This Volume Is Being Published By The Project Of History Of Indian Science Philosophy And Culture. The Main Idea Underlying This Project Is To Study The Interconnection Between Philosophy, Science And Technology As Elements Of The Culture Of India. The Hallmark Of The Project Is Its Interdisciplinarity.
This ism-busting text is an enormously accessible account of the key philosophical and theoretical ideas that have informed geographical research. It makes abstract ideas explicit and clearly connects it with real practices of geographical research and knowledge. Written with flair and passion, A Student's Introduction to Geographical Thought: Explains the key ideas: scientific realism, anti-realism and idealism / positivism / critical rationalism / Marxism and critical realism/ social constructionism and feminism / phenomenology and post-phenomenology / postmodernism and post-structuralism / complexity / moral philosophy. Uses examples that address both physical geography and human geography. Use a familiar and real-world example - ‘the beach’ - as an entry point to basic questions of philosophy, returning to this to illustrate and to explain the links between philosophy, theory, and methodology. All chapters end with summaries and sources of further reading, a glossary explaining key terms, exercises with commentaries, and web resources of key articles from the journals Progress in Human Geography and Progress in Physical Geography. A Student's Introduction to Geographical Thought is a completely accessible student A-Z of theory and practice for both human and physical geography.

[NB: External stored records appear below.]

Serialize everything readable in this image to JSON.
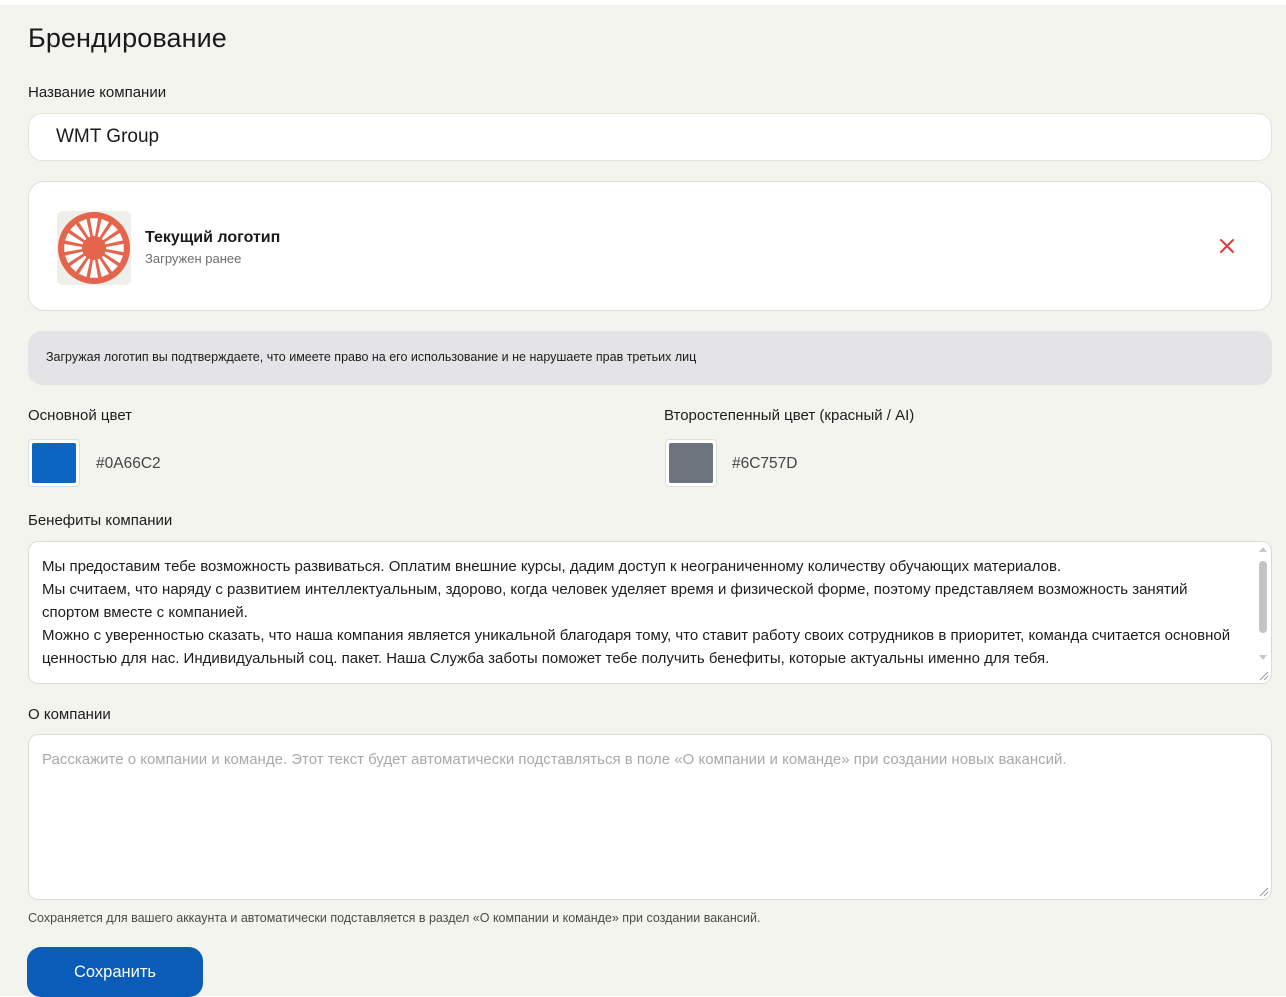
{
  "page": {
    "title": "Брендирование"
  },
  "company_name": {
    "label": "Название компании",
    "value": "WMT Group"
  },
  "logo": {
    "title": "Текущий логотип",
    "subtitle": "Загружен ранее",
    "icon": "sunburst-logo",
    "remove_icon": "close-icon",
    "remove_color": "#e03a3a"
  },
  "notice": {
    "text": "Загружая логотип вы подтверждаете, что имеете право на его использование и не нарушаете прав третьих лиц"
  },
  "colors": {
    "primary": {
      "label": "Основной цвет",
      "value": "#0A66C2"
    },
    "secondary": {
      "label": "Второстепенный цвет (красный / AI)",
      "value": "#6C757D"
    }
  },
  "benefits": {
    "label": "Бенефиты компании",
    "value": "Мы предоставим тебе возможность развиваться. Оплатим внешние курсы, дадим доступ к неограниченному количеству обучающих материалов.\nМы считаем, что наряду с развитием интеллектуальным, здорово, когда человек уделяет время и физической форме, поэтому представляем возможность занятий спортом вместе с компанией.\nМожно с уверенностью сказать, что наша компания является уникальной благодаря тому, что ставит работу своих сотрудников в приоритет, команда считается основной ценностью для нас. Индивидуальный соц. пакет. Наша Служба заботы поможет тебе получить бенефиты, которые актуальны именно для тебя."
  },
  "about": {
    "label": "О компании",
    "placeholder": "Расскажите о компании и команде. Этот текст будет автоматически подставляться в поле «О компании и команде» при создании новых вакансий.",
    "hint": "Сохраняется для вашего аккаунта и автоматически подставляется в раздел «О компании и команде» при создании вакансий."
  },
  "actions": {
    "save_label": "Сохранить",
    "accent": "#0A5CB8"
  }
}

Key Methods in Geography is an introduction for undergraduates to the principal methodological issues involved in the collection, analysis and presentation of geographical information. It provides an accessible primer, which will be used by students as a reference throughout their degree, on all issues from research design to presentation. A unique feature of the book is that it provides definitions of terms from both human geography and physical geography. Organized into four parts: Getting Started in Geographical Research; Data Collection in Human Geography; Data Collection in Physical Geography; Analyzing and Representing Geographical Data. Each chapter is comprised of a short definition, a summary of the principal arguments, a substantive 5,000-word discussion, the use of real-life examples, and annotated notes for further reading. The teaching of research methods is integral in all geography courses. Key Methods in Geography identifies the key analytical and observational strategies with which all geography undergraduates should be conversant.